Information given Start Marker
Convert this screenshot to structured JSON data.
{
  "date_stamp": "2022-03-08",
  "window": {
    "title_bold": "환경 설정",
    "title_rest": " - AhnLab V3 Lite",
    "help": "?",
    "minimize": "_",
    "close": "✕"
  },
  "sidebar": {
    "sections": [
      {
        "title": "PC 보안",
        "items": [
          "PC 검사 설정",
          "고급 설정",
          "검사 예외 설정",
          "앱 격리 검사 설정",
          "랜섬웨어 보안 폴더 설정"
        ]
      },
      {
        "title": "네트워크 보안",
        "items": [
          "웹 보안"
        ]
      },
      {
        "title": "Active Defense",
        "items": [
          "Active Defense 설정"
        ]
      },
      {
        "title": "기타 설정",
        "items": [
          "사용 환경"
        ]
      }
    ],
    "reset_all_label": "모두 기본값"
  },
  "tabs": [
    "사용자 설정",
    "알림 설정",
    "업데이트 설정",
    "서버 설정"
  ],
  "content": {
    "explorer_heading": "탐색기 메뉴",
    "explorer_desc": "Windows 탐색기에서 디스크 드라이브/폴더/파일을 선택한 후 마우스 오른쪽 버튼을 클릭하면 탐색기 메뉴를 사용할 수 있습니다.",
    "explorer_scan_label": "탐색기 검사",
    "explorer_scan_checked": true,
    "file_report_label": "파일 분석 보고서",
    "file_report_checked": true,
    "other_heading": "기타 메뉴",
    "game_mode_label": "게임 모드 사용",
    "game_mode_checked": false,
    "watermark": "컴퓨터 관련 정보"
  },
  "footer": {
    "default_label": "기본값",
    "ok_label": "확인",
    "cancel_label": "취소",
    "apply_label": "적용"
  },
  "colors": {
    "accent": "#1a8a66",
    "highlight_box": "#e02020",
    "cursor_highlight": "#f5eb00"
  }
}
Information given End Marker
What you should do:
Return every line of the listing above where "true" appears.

Answer to this problem:
    "explorer_scan_checked": true,
    "file_report_checked": true,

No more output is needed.